━━━━━ Exercise material ━━━━━

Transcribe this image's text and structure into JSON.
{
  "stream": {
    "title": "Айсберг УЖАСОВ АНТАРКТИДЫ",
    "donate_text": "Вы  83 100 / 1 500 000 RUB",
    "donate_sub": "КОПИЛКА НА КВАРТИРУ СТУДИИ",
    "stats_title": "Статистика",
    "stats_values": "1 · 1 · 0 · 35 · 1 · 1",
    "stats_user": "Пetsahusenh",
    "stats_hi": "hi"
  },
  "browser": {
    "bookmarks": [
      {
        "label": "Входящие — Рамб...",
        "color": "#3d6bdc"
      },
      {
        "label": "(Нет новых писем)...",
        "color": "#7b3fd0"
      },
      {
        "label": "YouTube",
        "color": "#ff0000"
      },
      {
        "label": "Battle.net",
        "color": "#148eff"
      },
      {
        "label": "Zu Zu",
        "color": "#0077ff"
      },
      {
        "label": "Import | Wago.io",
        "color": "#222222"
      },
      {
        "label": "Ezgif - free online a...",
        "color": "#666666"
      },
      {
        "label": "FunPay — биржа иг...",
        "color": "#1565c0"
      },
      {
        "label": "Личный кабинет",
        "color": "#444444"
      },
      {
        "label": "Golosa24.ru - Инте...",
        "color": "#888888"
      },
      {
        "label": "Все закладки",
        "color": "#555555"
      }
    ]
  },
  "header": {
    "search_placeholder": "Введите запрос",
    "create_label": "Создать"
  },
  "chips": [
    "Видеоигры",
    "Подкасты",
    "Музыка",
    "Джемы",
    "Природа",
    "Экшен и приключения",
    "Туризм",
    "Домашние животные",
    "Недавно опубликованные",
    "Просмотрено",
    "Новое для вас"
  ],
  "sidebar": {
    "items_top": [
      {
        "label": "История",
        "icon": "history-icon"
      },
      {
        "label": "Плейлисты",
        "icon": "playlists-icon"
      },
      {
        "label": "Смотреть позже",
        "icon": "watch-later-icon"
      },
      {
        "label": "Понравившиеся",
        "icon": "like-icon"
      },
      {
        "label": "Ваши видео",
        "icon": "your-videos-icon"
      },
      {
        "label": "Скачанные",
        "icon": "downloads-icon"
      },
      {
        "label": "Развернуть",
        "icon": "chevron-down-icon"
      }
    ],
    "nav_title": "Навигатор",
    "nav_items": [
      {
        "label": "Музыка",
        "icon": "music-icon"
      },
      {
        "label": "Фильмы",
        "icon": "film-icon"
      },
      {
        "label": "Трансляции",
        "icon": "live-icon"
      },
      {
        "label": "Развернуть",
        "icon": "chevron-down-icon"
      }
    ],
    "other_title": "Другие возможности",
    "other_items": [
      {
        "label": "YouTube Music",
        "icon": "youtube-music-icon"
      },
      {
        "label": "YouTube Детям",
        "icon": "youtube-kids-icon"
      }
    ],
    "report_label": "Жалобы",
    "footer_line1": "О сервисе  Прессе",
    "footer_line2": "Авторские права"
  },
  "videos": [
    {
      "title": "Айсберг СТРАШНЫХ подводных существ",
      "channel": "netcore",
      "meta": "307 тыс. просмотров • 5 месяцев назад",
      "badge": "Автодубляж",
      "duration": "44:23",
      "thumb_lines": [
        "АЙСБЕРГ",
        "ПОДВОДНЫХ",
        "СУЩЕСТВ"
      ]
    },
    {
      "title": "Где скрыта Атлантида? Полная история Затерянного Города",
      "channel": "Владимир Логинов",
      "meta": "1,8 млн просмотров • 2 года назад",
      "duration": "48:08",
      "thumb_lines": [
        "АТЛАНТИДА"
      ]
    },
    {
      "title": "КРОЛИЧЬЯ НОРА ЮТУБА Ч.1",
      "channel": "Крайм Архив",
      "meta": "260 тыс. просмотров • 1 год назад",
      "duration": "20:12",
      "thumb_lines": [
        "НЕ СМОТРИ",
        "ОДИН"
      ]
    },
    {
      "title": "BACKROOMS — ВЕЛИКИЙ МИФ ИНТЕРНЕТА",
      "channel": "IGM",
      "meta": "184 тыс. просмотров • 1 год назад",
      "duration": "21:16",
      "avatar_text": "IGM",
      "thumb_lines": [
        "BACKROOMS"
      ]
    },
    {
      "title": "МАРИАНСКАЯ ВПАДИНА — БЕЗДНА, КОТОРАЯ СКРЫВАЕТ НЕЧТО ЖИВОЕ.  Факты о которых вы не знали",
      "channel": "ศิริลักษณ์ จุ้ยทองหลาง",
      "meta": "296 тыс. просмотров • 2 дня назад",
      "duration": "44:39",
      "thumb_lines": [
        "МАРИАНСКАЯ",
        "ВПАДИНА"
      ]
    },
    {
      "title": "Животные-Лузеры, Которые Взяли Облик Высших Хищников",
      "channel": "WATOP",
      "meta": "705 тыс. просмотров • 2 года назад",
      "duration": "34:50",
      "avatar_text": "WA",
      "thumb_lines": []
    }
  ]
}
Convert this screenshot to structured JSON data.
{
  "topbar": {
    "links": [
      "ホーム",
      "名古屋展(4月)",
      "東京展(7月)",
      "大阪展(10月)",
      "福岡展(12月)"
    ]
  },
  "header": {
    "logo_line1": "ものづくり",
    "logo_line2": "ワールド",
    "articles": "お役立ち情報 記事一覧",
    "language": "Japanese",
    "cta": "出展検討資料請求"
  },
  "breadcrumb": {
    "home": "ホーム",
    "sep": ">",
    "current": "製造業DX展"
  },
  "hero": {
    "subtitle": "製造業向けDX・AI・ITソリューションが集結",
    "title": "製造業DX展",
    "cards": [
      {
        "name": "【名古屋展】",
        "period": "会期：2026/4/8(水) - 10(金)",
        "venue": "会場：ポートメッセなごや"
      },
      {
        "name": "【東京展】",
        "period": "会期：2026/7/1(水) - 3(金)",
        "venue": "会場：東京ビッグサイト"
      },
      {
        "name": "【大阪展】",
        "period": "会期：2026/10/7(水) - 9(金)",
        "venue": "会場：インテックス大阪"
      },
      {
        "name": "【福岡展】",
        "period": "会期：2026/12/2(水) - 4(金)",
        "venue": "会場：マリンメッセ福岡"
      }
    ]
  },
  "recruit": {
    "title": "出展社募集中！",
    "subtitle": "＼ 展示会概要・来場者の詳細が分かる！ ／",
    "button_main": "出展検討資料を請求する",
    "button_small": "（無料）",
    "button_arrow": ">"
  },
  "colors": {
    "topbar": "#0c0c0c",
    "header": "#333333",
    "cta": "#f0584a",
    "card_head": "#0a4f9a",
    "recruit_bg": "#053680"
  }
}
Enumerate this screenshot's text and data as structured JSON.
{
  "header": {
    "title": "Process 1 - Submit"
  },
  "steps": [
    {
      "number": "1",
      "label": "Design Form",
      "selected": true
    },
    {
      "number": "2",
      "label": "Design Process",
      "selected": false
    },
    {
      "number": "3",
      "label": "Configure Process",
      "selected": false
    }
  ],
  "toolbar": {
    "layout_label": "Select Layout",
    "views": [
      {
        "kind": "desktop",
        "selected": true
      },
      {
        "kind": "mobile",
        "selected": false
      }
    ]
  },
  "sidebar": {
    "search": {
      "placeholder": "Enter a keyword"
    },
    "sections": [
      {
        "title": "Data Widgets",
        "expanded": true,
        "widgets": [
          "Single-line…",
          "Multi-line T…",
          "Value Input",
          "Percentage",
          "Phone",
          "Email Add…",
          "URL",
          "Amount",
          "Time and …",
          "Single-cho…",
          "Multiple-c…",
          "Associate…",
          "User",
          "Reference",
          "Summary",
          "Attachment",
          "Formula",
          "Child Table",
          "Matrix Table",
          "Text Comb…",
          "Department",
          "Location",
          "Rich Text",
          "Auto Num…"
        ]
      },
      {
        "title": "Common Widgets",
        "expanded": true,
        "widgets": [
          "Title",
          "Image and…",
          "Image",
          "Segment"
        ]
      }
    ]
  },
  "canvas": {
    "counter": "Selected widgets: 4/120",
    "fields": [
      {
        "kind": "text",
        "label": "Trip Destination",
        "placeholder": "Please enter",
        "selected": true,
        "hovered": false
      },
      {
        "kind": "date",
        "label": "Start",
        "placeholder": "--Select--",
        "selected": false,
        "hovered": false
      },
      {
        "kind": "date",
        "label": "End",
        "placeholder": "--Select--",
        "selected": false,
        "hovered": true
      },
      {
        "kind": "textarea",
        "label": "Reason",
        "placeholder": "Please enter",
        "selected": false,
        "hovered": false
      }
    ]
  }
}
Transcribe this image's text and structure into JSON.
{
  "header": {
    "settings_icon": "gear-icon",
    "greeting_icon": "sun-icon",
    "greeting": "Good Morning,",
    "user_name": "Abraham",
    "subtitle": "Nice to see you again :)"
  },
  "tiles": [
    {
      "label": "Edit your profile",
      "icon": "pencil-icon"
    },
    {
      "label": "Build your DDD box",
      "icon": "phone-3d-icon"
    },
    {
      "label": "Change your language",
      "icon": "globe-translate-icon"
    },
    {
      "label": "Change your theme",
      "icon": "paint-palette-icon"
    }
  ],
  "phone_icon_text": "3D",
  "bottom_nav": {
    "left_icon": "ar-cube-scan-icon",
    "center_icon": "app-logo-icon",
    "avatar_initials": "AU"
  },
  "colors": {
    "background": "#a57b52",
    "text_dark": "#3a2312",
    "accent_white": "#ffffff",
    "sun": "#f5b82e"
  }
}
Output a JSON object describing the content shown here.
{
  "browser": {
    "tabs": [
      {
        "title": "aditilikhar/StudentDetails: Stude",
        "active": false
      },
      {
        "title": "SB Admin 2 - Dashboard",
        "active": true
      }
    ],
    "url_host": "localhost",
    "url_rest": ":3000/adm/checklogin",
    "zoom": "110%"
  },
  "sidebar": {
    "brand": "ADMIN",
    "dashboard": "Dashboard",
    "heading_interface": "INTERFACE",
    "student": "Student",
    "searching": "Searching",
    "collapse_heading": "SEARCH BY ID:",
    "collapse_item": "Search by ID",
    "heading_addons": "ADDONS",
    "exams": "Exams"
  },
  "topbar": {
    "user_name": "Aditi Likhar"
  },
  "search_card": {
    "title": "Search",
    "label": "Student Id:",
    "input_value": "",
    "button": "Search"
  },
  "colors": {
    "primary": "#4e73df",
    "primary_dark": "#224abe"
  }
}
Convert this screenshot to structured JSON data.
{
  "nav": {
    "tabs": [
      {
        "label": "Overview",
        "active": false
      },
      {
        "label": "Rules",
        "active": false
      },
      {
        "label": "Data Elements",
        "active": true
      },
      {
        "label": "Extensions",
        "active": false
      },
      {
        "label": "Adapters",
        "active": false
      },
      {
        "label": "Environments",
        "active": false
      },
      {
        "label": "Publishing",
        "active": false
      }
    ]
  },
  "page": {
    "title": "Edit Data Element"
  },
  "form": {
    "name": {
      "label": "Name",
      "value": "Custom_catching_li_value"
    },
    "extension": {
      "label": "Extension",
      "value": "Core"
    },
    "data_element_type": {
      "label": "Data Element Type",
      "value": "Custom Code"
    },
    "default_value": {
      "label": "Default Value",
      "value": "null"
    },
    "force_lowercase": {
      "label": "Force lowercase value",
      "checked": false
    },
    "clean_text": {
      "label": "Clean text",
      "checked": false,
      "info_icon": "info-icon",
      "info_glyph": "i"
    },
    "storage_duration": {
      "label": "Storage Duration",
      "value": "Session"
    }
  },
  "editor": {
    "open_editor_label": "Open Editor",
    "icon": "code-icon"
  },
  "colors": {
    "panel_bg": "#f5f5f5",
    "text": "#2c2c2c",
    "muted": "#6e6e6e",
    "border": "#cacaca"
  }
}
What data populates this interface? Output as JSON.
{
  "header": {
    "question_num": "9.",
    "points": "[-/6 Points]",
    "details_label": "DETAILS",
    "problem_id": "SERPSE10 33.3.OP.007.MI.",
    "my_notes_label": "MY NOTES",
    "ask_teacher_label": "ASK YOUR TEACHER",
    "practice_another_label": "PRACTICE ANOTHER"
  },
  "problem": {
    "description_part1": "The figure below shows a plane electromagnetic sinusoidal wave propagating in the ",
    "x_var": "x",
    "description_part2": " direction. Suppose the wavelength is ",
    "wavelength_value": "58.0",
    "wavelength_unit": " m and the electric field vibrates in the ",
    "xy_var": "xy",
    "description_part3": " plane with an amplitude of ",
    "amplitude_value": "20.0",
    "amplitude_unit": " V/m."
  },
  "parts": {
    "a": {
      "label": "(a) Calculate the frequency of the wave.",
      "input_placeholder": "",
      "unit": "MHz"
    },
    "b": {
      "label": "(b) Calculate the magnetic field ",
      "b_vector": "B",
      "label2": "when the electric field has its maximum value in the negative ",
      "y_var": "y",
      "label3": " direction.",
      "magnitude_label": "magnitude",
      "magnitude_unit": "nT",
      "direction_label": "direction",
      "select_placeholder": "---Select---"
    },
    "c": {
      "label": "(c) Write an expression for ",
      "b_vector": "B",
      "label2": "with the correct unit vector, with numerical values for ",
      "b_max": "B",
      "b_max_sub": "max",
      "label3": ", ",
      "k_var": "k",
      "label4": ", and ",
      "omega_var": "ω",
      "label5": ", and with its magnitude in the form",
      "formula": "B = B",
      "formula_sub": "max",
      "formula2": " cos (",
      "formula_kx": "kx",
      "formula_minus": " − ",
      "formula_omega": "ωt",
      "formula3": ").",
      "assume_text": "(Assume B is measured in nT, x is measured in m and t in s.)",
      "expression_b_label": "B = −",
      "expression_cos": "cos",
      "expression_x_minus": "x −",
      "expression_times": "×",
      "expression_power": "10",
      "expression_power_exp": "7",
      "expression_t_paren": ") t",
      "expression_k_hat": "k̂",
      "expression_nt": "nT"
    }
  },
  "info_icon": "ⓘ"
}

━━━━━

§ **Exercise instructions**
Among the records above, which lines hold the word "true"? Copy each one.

§ **Result of this task**
      "selected": true
        "selected": true
        "expanded": true,
        "expanded": true,
        "selected": true,
        "hovered": true
        "active": true
        "active": true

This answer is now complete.